The system’s revenues passed $2 billion late in the 1990s and $2.3 billion during fiscal year 2003, the latest year for which the Corporation for Public Broadcasting has complete figures. Dollar figures below are in thousands. The portion from private, non–tax-based sources passed 50 percent of the total in fiscal year 1986 and has hovered around 60 percent since FY1999 (see “Private sources row”). Source: CPB’s annual Public Broadcasting Revenue reports. For breakdowns between public TV and public radio and other details, see CPB’s latest full report, for fiscal 2003 system revenues, in a PDF file.
ExxonMobil will stop underwriting Masterpiece Theatre after spring
2004, the oil company announced Dec. 13. It has spent more than
$250 million on MT and other PBS programs over 32 years. In recent
years, the company has spent about $10 million a year, providing full
funding for the drama series, says Jeanne Hopkins, v.p. of communications
at WGBH, which packages the series. For years before merging with Exxon, Mobil had also supported another series
of largely British dramas, Mystery!, but Mobil had dropped funding
of the sister series Mystery!
PBS Online is celebrating its third anniversary this week with a doubled
staff, an expanded mission, an upgraded teachers’ service that opens next
month, and a much faster connection with the Internet, to be turned on this
month. In the three years since PBS launched its site, the Web has grown to 39
million users a week in this country, with online ad sales approaching $1
billion. During the same period, public broadcasting’s largest web site,
PBS’s, has built an audience of more than 2 million unique visitors a month,
who choose among some 50,000 pages. Things have moved so fast, says PBS Online
chief Cindy Johanson, “it seems like it was 10 years ago, not three.” PBS expanded its Internet connection by one-third last February, and demand
soon had it hitting the ceiling again.
Ralph B. Rogers, the Dallas businessman who re-founded and perhaps saved PBS in the early 1970s, died Nov. 4 after a long illness. He was 87. In business, Rogers was millionaire founder and, until recently, chairman of Texas Industries, a concrete and building materials firm now known as TXI. But in his civic life, he was many men–“one of the last survivors of a generation of leaders who shaped Dallas after World War II,” according to the Dallas Morning News.
House Speaker-designate Newt Gingrich said on his weekly cable TV show last week that he wants to “zero-out” CPB funding this year. Remarks by Gingrich (R-Ga.) and new Senate Commerce Committee Chairman Larry Pressler (R-S.D.) fit perfectly into a dire scenario described in newspaper columns by commentators from Linda Ellerbee on the left to New York Post critic John Podhoretz on the right. Anticipating a coming legislative struggle, presidents of the public broadcasting’s national organizations have joined a task force convened by CPB President Richard Carlson. The leaders aim to “generate a full positive and informative picture of … what public broadcasting does and what it is that CPB funding buys,” said CPB spokesman Michael Schoenfeld.

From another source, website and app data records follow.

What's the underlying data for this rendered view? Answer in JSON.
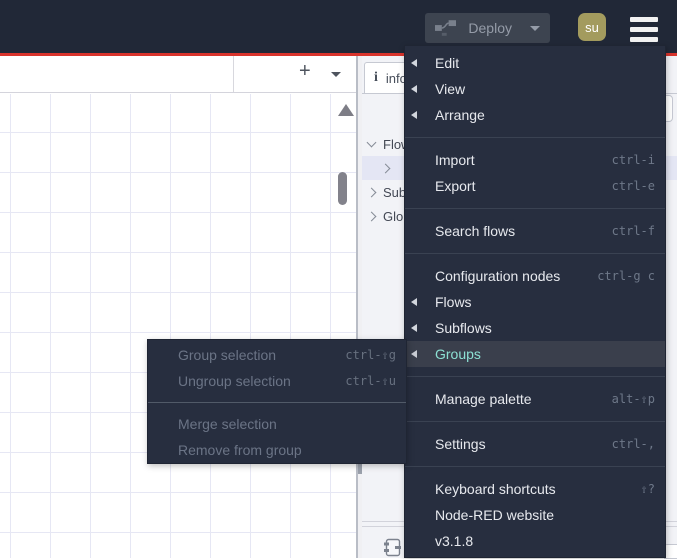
{
  "header": {
    "deploy_label": "Deploy",
    "avatar_initials": "su"
  },
  "canvas_toolbar": {
    "add_label": "+"
  },
  "sidebar": {
    "info_tab_icon": "i",
    "info_tab_label": "info",
    "outline": [
      {
        "label": "Flows"
      },
      {
        "label": ""
      },
      {
        "label": "Subflows"
      },
      {
        "label": "Global Configuration Nodes"
      }
    ]
  },
  "menu": {
    "sections": [
      {
        "items": [
          {
            "label": "Edit"
          },
          {
            "label": "View"
          },
          {
            "label": "Arrange"
          }
        ]
      },
      {
        "items": [
          {
            "label": "Import",
            "shortcut": "ctrl-i"
          },
          {
            "label": "Export",
            "shortcut": "ctrl-e"
          }
        ]
      },
      {
        "items": [
          {
            "label": "Search flows",
            "shortcut": "ctrl-f"
          }
        ]
      },
      {
        "items": [
          {
            "label": "Configuration nodes",
            "shortcut": "ctrl-g c"
          },
          {
            "label": "Flows"
          },
          {
            "label": "Subflows"
          },
          {
            "label": "Groups"
          }
        ]
      },
      {
        "items": [
          {
            "label": "Manage palette",
            "shortcut": "alt-⇧p"
          }
        ]
      },
      {
        "items": [
          {
            "label": "Settings",
            "shortcut": "ctrl-,"
          }
        ]
      },
      {
        "items": [
          {
            "label": "Keyboard shortcuts",
            "shortcut": "⇧?"
          },
          {
            "label": "Node-RED website"
          },
          {
            "label": "v3.1.8"
          }
        ]
      }
    ]
  },
  "submenu": {
    "sections": [
      {
        "items": [
          {
            "label": "Group selection",
            "shortcut": "ctrl-⇧g"
          },
          {
            "label": "Ungroup selection",
            "shortcut": "ctrl-⇧u"
          }
        ]
      },
      {
        "items": [
          {
            "label": "Merge selection"
          },
          {
            "label": "Remove from group"
          }
        ]
      }
    ]
  },
  "colors": {
    "header_bg": "#212837",
    "accent_red": "#d9342c",
    "menu_bg": "#272e3f",
    "menu_active_text": "#8ce0d3",
    "avatar_bg": "#a39b5e",
    "selected_row_bg": "#e4e6f4"
  }
}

Sen. Warren G. Magnuson (D-Wash.), then chairman of the Senate Commerce Committee, laid out the case for federal aid to public broadcasting in this report published a month before the creation of the Carnegie Commission on Educational Television. The senator entered the report in the Congressional Record as an “extension of remarks” for Oct. 22, 1965. Little more than two years later, President Johnson signed the Public Broadcasting Act.
Mr. President, in 1962 the Congress enacted the Educational Television Facilities Act which made it possible for direct Federal support for educational television stations.